It is difficult to nurture cultures that cope with complexity inside ones that have have grown up to cope with... well... nearly the opposite. In IT, working in an agile way can bring significant, unexpected change, which can create headaches for security teams, support services, policy people and all sorts of other folks. These problems cannot usually be designed away, so it is crucial to involve those likely to be affected right from the beginning. Not by listing them on a stakeholder management plan, but making them genuinely part of the community creating the new capability; so that they feel purpose. Some may be heavily engaged and some not much at all, but it's important that they all feel involved and valued. It's only with this involvement that the inevitable risks and issues of working in this way can be handled quickly and pro-actively. It's doesn't take much for a critical stakeholder to gum things up by just doing their job. The distinction is that when it's Complicated you need to build teams to solve problems: when it's Complex you need to grow communities to improve situations.
When things are Complex...Ask "Show me the community".
Complexity creates enormous and immediate demand for new capabilities. It will not be possible for IT departments to provide everything everyone wants, so it will help a lot if there is a way for others, who have the necessary development skills, to build things when they are needed. These people could be hired-in teams, IT departments in partner organisations or even gifted amateurs in the bodies of organisations. The iPhone is an example: Apple provide a robust technology platform and facilities, for anyone with the skills, to create applications for it - there are now nearly 500,000 iPhone apps that Apple could never have created themselves. It's possible to do the same sort of thing within organisations and I reckon there are three important bits to consider: open technology that is available to all; open services that enable others to use that technology; and, crucially, open behaviours that create a cohesive, helpful community around the technology that will ensure that technology is used. And this openness starts with friendly, can-do, inclusive behaviours from everyone involved and not really the technology: the culture thing again.
When things are Complex... Make stuff open (and be open yourself).

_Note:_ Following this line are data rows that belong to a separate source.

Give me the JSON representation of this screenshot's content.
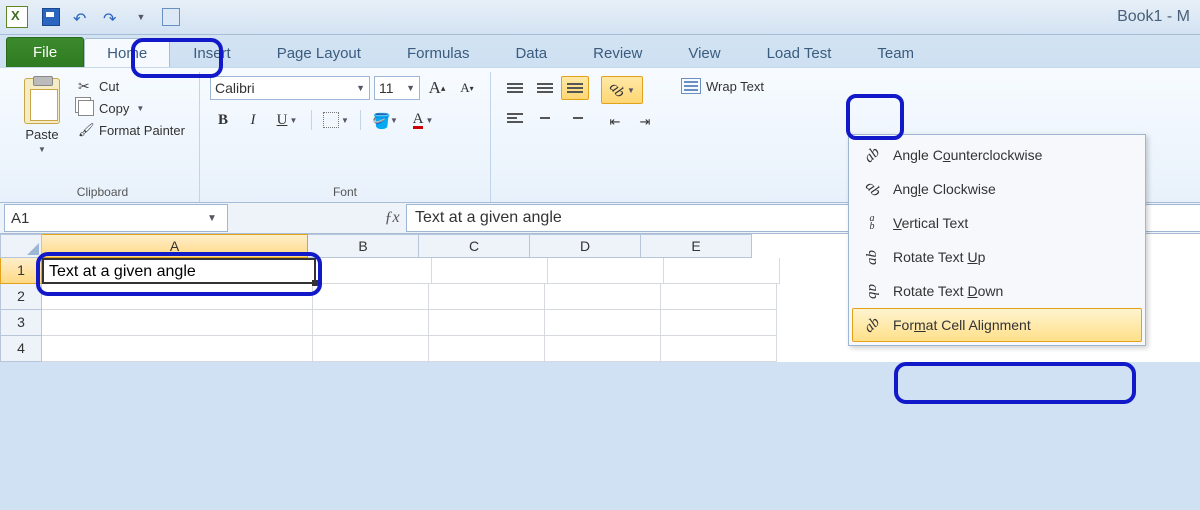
{
  "title": "Book1 - M",
  "tabs": [
    "File",
    "Home",
    "Insert",
    "Page Layout",
    "Formulas",
    "Data",
    "Review",
    "View",
    "Load Test",
    "Team"
  ],
  "active_tab": "Home",
  "clipboard": {
    "paste": "Paste",
    "cut": "Cut",
    "copy": "Copy",
    "format_painter": "Format Painter",
    "group": "Clipboard"
  },
  "font": {
    "name": "Calibri",
    "size": "11",
    "group": "Font",
    "bold": "B",
    "italic": "I",
    "underline": "U",
    "grow": "A",
    "shrink": "A"
  },
  "alignment": {
    "wrap": "Wrap Text"
  },
  "orientation_menu": [
    {
      "label": "Angle Counterclockwise",
      "accel": "o",
      "icon": "ccw"
    },
    {
      "label": "Angle Clockwise",
      "accel": "l",
      "icon": "cw"
    },
    {
      "label": "Vertical Text",
      "accel": "V",
      "icon": "vert"
    },
    {
      "label": "Rotate Text Up",
      "accel": "U",
      "icon": "up"
    },
    {
      "label": "Rotate Text Down",
      "accel": "D",
      "icon": "down"
    },
    {
      "label": "Format Cell Alignment",
      "accel": "m",
      "icon": "fmt"
    }
  ],
  "orientation_hover_index": 5,
  "namebox": "A1",
  "formula": "Text at a given angle",
  "columns": [
    "A",
    "B",
    "C",
    "D",
    "E"
  ],
  "rows": [
    "1",
    "2",
    "3",
    "4"
  ],
  "active_cell": {
    "row": 0,
    "col": 0,
    "value": "Text at a given angle"
  }
}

In Complex situations, traditional means of coordination through organisational hierarchies are not responsive enough. Organisations need to be more spontaneous; when faced with a problem or an opportunity, people need to be able to respond themselves rather than wait for managers. This means people need the facility both to identify the others they need to work with and then to coordinate that work effectively (see The Flood). Tools like Facebook, Twitter, LinkedIn and Wordpress are transforming interaction and cooperation in our private lives: there is a huge opportunity to use similar tools within organisations to transform the way we work. Incorporating social capabilities in our work tools and creating the culture to use them effectively will take time but I believe that this is now pretty much non-optional; see, for example, The rise of the networked enterprise or Social Power - The coming corporate revolution. Whilst currently there is huge emphasis on creating tools to store and distribute information, in dealing with Complexity, it is more important to connect People with People than it is to connect People with Information.
When things are Complex... Build 'Social' into everything.
Complexity changes the game; and to be successful we need to allow new cultures to emerge...
If you were there, I hope you found the talk useful. Please do carry on the conversation by leaving a comment below.